Translate Research to Action with a VOC Table

Ask any group of satisfaction researchers and consumers of satisfaction research about the largest problem facing the research industry, most likely, the lack of actionability (or usefulness of the research) will be the most common concern raised.  All too often, research is conducted, reports produced and bound into professional looking binders which end up gathering dust on a shelf some place, or if you’re like me, providing excellent use as a door stop.

What is missing is a strategy to transition research into action, and bring the various stakeholders into the research process.

Managers and researchers alike are faced with the difficult task of determining where to make investments, and predicting the relative return on such investments.  One such tool for transforming research into action is the Voice of the Customer (VOC) table.

A VOC Table is an excellent tool to match key satisfaction dimensions and attributes with business processes, and allow managers to make informed judgments regarding which business process will have the most return in terms of satisfaction improvement.
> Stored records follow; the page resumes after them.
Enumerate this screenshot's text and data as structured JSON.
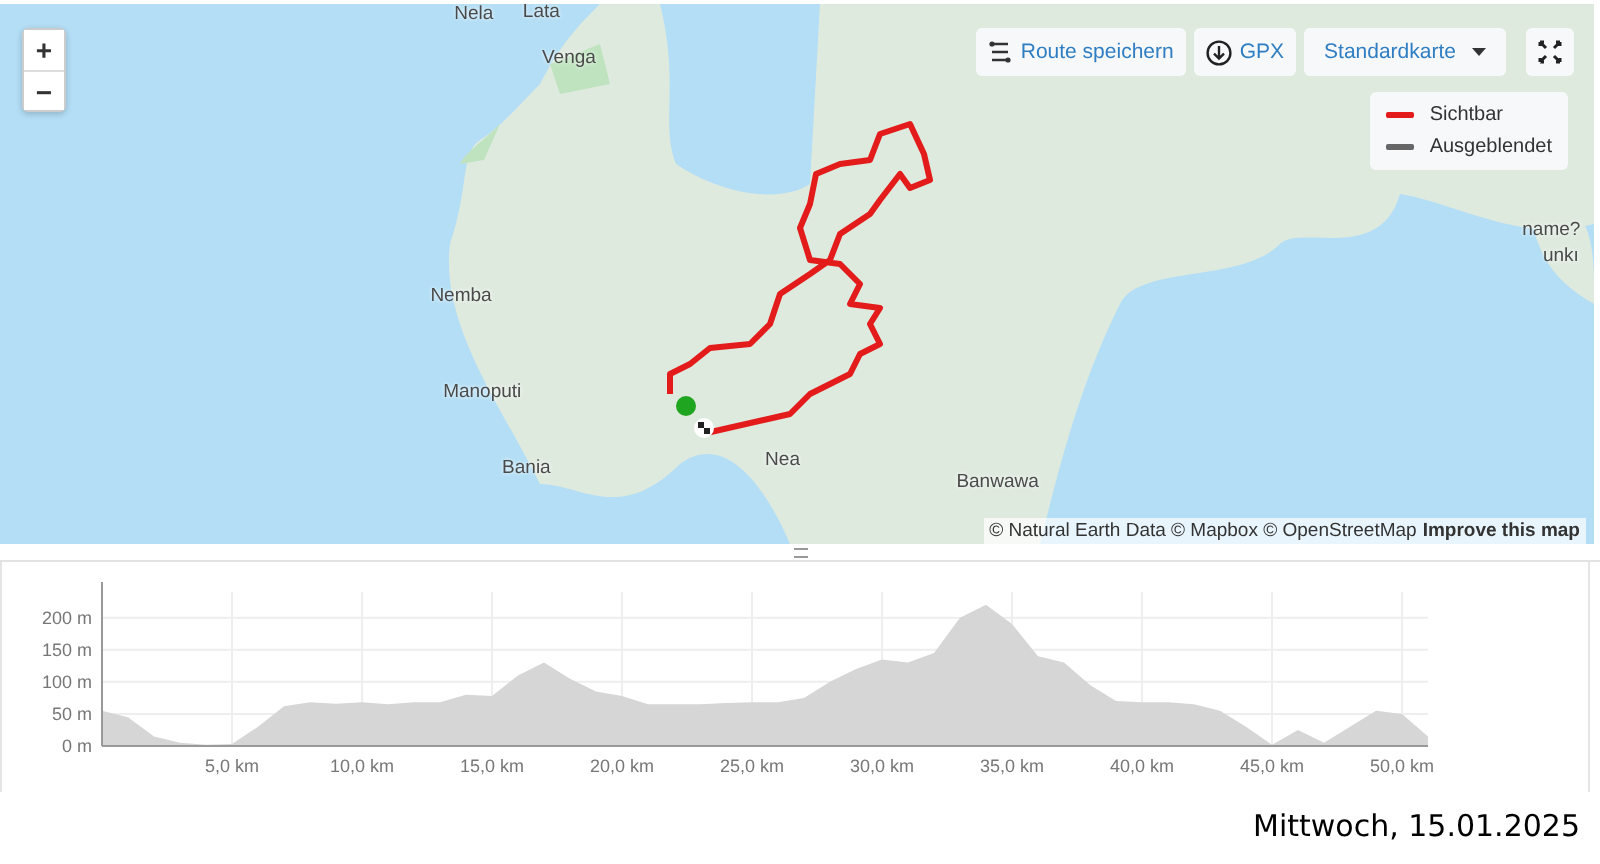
{
  "map": {
    "zoom_buttons": [
      "+",
      "−"
    ],
    "toolbar": {
      "save_route": "Route speichern",
      "gpx": "GPX",
      "map_style": "Standardkarte"
    },
    "legend": [
      {
        "label": "Sichtbar",
        "color": "#e31b1b"
      },
      {
        "label": "Ausgeblendet",
        "color": "#666666"
      }
    ],
    "places": [
      "Nela",
      "Lata",
      "Venga",
      "Nemba",
      "Manoputi",
      "Bania",
      "Nea",
      "Banwawa",
      "name?",
      "unkı"
    ],
    "attribution": "© Natural Earth Data © Mapbox © OpenStreetMap",
    "improve_link": "Improve this map"
  },
  "elevation": {
    "chart_data": {
      "type": "area",
      "x": [
        0,
        1,
        2,
        3,
        4,
        5,
        6,
        7,
        8,
        9,
        10,
        11,
        12,
        13,
        14,
        15,
        16,
        17,
        18,
        19,
        20,
        21,
        22,
        23,
        24,
        25,
        26,
        27,
        28,
        29,
        30,
        31,
        32,
        33,
        34,
        35,
        36,
        37,
        38,
        39,
        40,
        41,
        42,
        43,
        44,
        45,
        46,
        47,
        48,
        49,
        50,
        51
      ],
      "grid": true,
      "series": [
        {
          "color": "#d6d6d6",
          "values": [
            55,
            45,
            15,
            5,
            2,
            3,
            30,
            62,
            68,
            66,
            68,
            65,
            68,
            68,
            80,
            78,
            110,
            130,
            105,
            85,
            78,
            65,
            65,
            65,
            67,
            68,
            68,
            75,
            100,
            120,
            135,
            130,
            145,
            200,
            220,
            190,
            140,
            130,
            95,
            70,
            68,
            68,
            65,
            55,
            30,
            2,
            25,
            5,
            30,
            55,
            50,
            15
          ]
        }
      ],
      "xlim": [
        0,
        51
      ],
      "ylim": [
        0,
        240
      ],
      "xticks": [
        {
          "value": 5,
          "label": "5,0 km"
        },
        {
          "value": 10,
          "label": "10,0 km"
        },
        {
          "value": 15,
          "label": "15,0 km"
        },
        {
          "value": 20,
          "label": "20,0 km"
        },
        {
          "value": 25,
          "label": "25,0 km"
        },
        {
          "value": 30,
          "label": "30,0 km"
        },
        {
          "value": 35,
          "label": "35,0 km"
        },
        {
          "value": 40,
          "label": "40,0 km"
        },
        {
          "value": 45,
          "label": "45,0 km"
        },
        {
          "value": 50,
          "label": "50,0 km"
        }
      ],
      "yticks": [
        {
          "value": 0,
          "label": "0 m"
        },
        {
          "value": 50,
          "label": "50 m"
        },
        {
          "value": 100,
          "label": "100 m"
        },
        {
          "value": 150,
          "label": "150 m"
        },
        {
          "value": 200,
          "label": "200 m"
        }
      ]
    }
  },
  "date": "Mittwoch, 15.01.2025"
}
A VOC Table supports this transition from  listing the key survey elements on the vertical axis, sorting each attribute by an importance rating.  On the horizontal axis, a complete list of business functions is listed.  At this point, the researcher and manager match business process/functions with key survey elements and make judgments regarding the extent to which the business function influences key survey element (in the enclosed example, a dark filled-in square represents a strong influence, an unfilled square represents a moderate influence, while a triangle represents a slight influence.)  A numeric value is assigned to each influence (typically, a value of ‘four’ for a strong influence, ‘two’ for a medium influence, and ‘one’ for a weak influence).  For each cell in the table, a value is calculated by multiplying the strength of the influence by the importance rating of the survey element.  Finally, the cell values are summed for each column (business function) to determine which business functions have the most influence on customer satisfaction.
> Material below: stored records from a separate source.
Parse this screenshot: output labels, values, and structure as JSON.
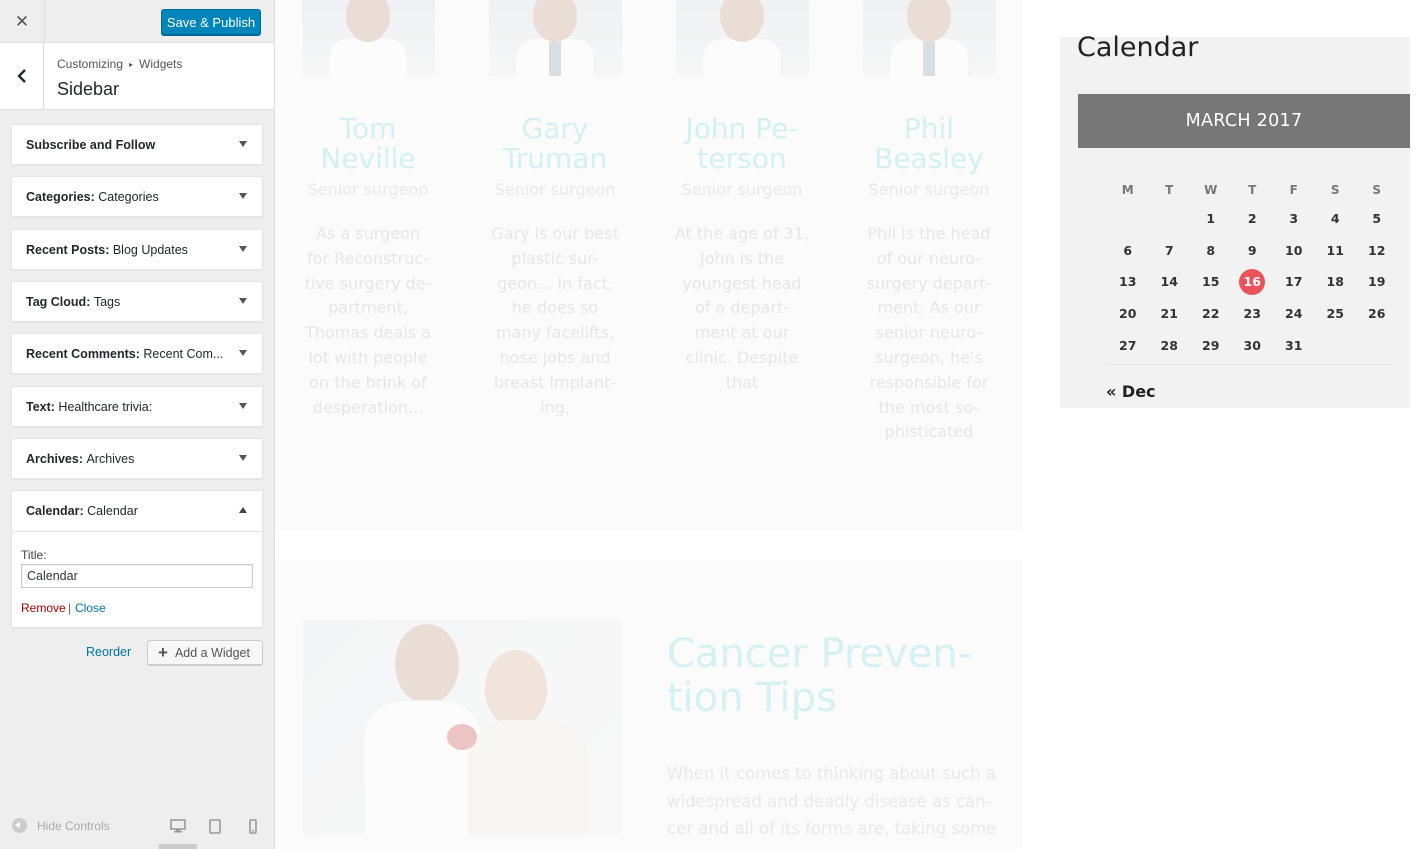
{
  "customizer": {
    "close_icon": "close-icon",
    "publish_label": "Save & Publish",
    "breadcrumb": {
      "part1": "Customizing",
      "separator": "▸",
      "part2": "Widgets"
    },
    "section_title": "Sidebar",
    "widgets": [
      {
        "name": "Subscribe and Follow",
        "sub": ""
      },
      {
        "name": "Categories",
        "sub": "Categories"
      },
      {
        "name": "Recent Posts",
        "sub": "Blog Updates"
      },
      {
        "name": "Tag Cloud",
        "sub": "Tags"
      },
      {
        "name": "Recent Comments",
        "sub": "Recent Com..."
      },
      {
        "name": "Text",
        "sub": "Healthcare trivia:"
      },
      {
        "name": "Archives",
        "sub": "Archives"
      },
      {
        "name": "Calendar",
        "sub": "Calendar"
      }
    ],
    "calendar_form": {
      "title_label": "Title:",
      "title_value": "Calendar",
      "remove": "Remove",
      "pipe": "|",
      "close": "Close"
    },
    "reorder": "Reorder",
    "add_widget": "Add a Widget",
    "hide_controls": "Hide Controls"
  },
  "preview": {
    "doctors": [
      {
        "name": "Tom\nNeville",
        "role": "Senior surgeon",
        "bio": "As a surgeon\nfor Reconstruc-\ntive surgery de-\npartment,\nThomas deals a\nlot with people\non the brink of\ndesperation..."
      },
      {
        "name": "Gary\nTruman",
        "role": "Senior surgeon",
        "bio": "Gary is our best\nplastic sur-\ngeon... In fact,\nhe does so\nmany facelifts,\nnose jobs and\nbreast implant-\ning,"
      },
      {
        "name": "John Pe-\nterson",
        "role": "Senior surgeon",
        "bio": "At the age of 31,\nJohn is the\nyoungest head\nof a depart-\nment at our\nclinic. Despite\nthat"
      },
      {
        "name": "Phil\nBeasley",
        "role": "Senior surgeon",
        "bio": "Phil is the head\nof our neuro-\nsurgery depart-\nment. As our\nsenior neuro-\nsurgeon, he's\nresponsible for\nthe most so-\nphisticated"
      }
    ],
    "cancer": {
      "title": "Cancer Preven-\ntion Tips",
      "body": "When it comes to thinking about such a\nwidespread and deadly disease as can-\ncer and all of its forms are, taking some"
    },
    "calendar": {
      "heading": "Calendar",
      "month": "MARCH 2017",
      "weekdays": [
        "M",
        "T",
        "W",
        "T",
        "F",
        "S",
        "S"
      ],
      "weeks": [
        [
          "",
          "",
          "1",
          "2",
          "3",
          "4",
          "5"
        ],
        [
          "6",
          "7",
          "8",
          "9",
          "10",
          "11",
          "12"
        ],
        [
          "13",
          "14",
          "15",
          "16",
          "17",
          "18",
          "19"
        ],
        [
          "20",
          "21",
          "22",
          "23",
          "24",
          "25",
          "26"
        ],
        [
          "27",
          "28",
          "29",
          "30",
          "31",
          "",
          ""
        ]
      ],
      "today": "16",
      "prev_link": "« Dec"
    }
  },
  "colors": {
    "publish": "#0085ba",
    "today": "#e9555a",
    "month_header": "#777777",
    "link": "#0073aa",
    "remove": "#aa0000"
  }
}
Consider the enclosed example of a VOC table.  In this example, a retail mortgage-lending firm has conducted a wave of customer satisfaction research, and intends to link this research to process improvement initiatives using the attached VOC Table.  The satisfaction attributes and their relative importance, as determined in the survey, are listed in the far left column.  Specific business processes from loan origination to closing are listed across the top of the table.  For each cell, where satisfaction attributes and business process intersect, the researchers have made a judgment of the strength of the business process’s influence on the satisfaction attribute.  For example, the researchers have determined proper document collection to have a strong influence on the firm’s ability to perform services right the first time, and a weak relationship for willingness to provide service.  For each cell, the strength of the influence is multiplied by the importance.  The sum of the values of each cell in each column determines the relative importance of each business process in influencing overall customer satisfaction.

In the example, the loan quote process and clearance of underwriting exemptions are the two parts of the lending process, which have the greatest influence on customer satisfaction, followed closely by an explanation of the loan process.  The other three aspects of the loan process of significance are document collection, application, and preliminary approval.  The least important are document recording and credit and title report ordering.  The managers of this hypothetical lending institution now know what parts of the lending process to focus on to improve customer satisfaction.  Furthermore, in addition to knowing which specific events to focus on, they also know, generally speaking, which improvements in the loan origination process will yield more return in terms of customer satisfaction than improvement in processing, underwriting, and closing.  As all the loan origination elements have comparatively strong influence on satisfaction.

The VOC table is an excellent tool to transition customer satisfaction research into action, include various stakeholders in the research process, and generally increase the actionability and return on research investment both in terms of increased satisfaction and financial ROI.


Click Here For More Information About Kinesis' Research Services

Tags: , , ,

About Eric Larse

Eric Larse is co-founder of Seattle-based Kinesis CEM, LLC, which helps clients plan and execute their customer experience strategies through the intelligent use of customer satisfaction surveys and mystery shopping, linked with training and incentive programs. Visit Kinesis at: www.kinesis-cem.com

Leave a Reply

Fill in your details below or click an icon to log in:

WordPress.com Logo

You are commenting using your WordPress.com account. Log Out / Change )

Twitter picture

You are commenting using your Twitter account. Log Out / Change )

Facebook photo

You are commenting using your Facebook account. Log Out / Change )

Google+ photo

You are commenting using your Google+ account. Log Out / Change )

Connecting to %s

%d bloggers like this: